Swiftmoji Own

Since Microsoft’s acquisition of Switfkey in February, the company has done little with the brand. The tech giant paid $250 million for the app and has since released only a few updates.

This was unsurprising given Microsoft’s statement that it was mostly interested in artificial intelligence algorithms, but now the company has revealed an entirely new app. Swiftmoji uses the intelligent AI from SwiftKey to suggest a series of emoticons after text.

Though the regular SwiftKey keyboard suggests emotions, it only does it on an individual level. Swiftmoji suggests multiple emoticons that can be used to portray whole phrases or sentences. It integrates trending topics to ensure predictions remain relevant and humorous.

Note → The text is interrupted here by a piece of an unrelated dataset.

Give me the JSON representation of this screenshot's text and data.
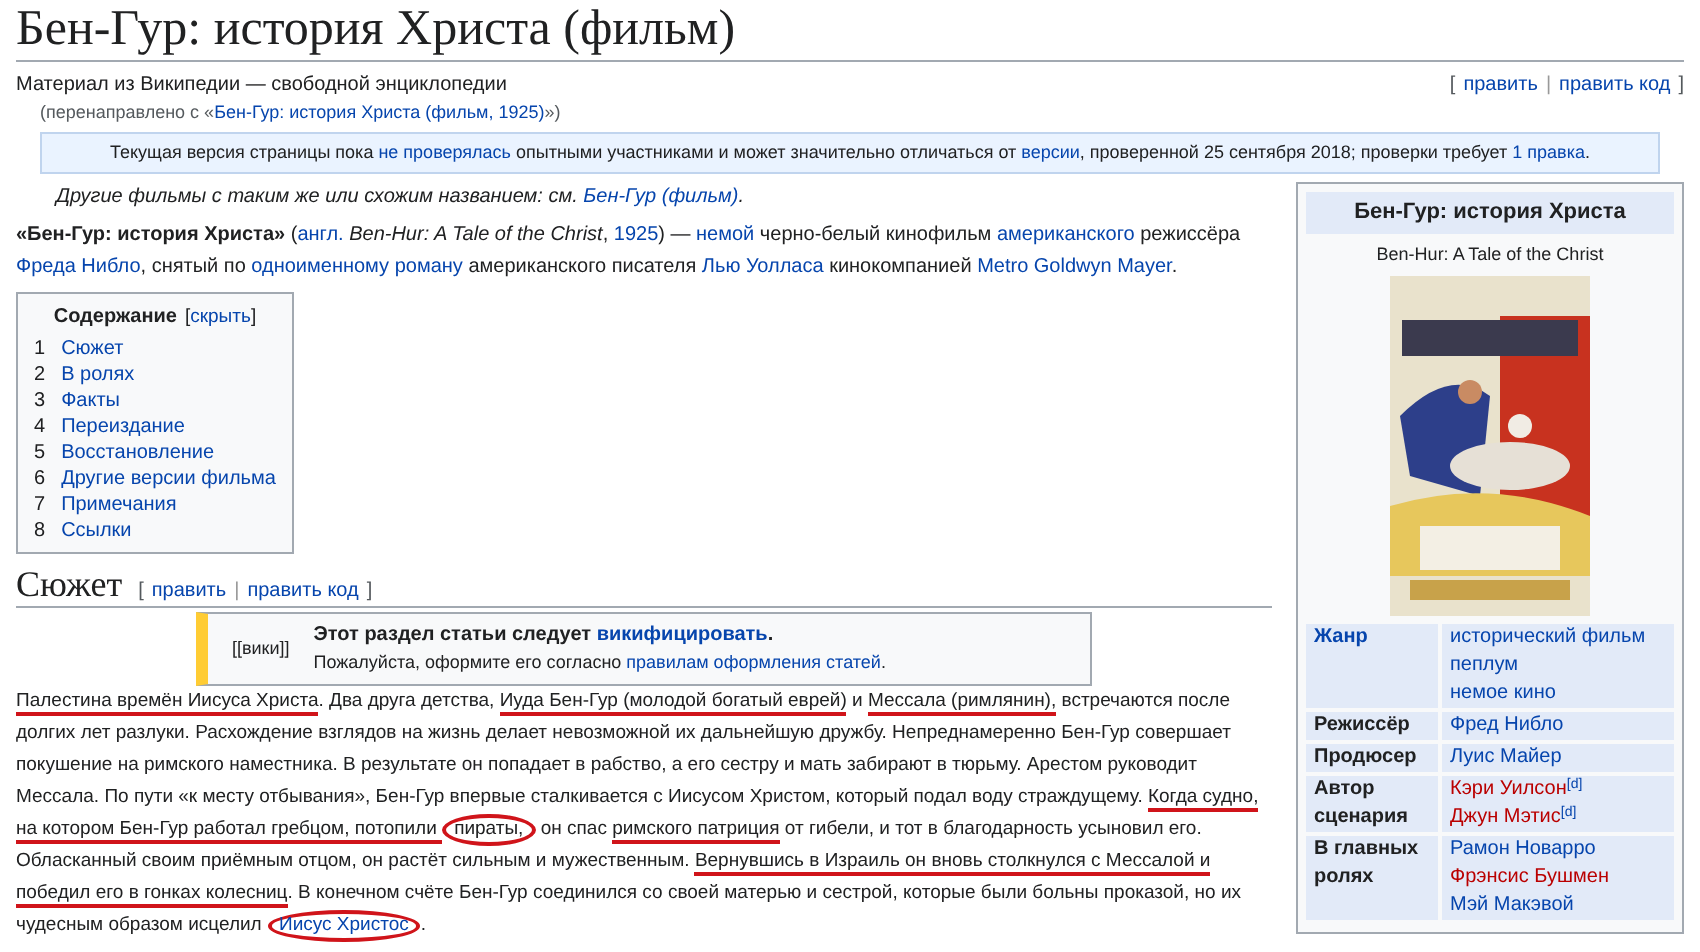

The application is only available in English at the moment and on iOS only inserts emojis rather than replacing the keyboard. It’s hard to imagine the application becoming life-changing, but with ten thousand Android downloads already, it’s clearly popular.

Personal Experience

I switched from the original SwiftKey to the app and was pleasantly surprised. The stock design is very minimal and clean, and I prefer it over the theme I bought for the original. It still maintains the same prediction functionality, with the added bonus of the emoji bar at the top.

Initially, it didn’t look like my cloud data synced over, as statistics did not show in the interface. This seemed strange, as there is specific data on the most used emoticons. After beginning to type some of my more commonly used phrases, however, I noticed that it was picking up things I had typed in the past.

If you use emoji’s regularly it seems there’s little reason not to download the new application. Given that English is your first language there don’t seem to be any missing features, and the emoji bar does save a lot of searching around.

Swiftmoji is available on the Play Store and App Store now.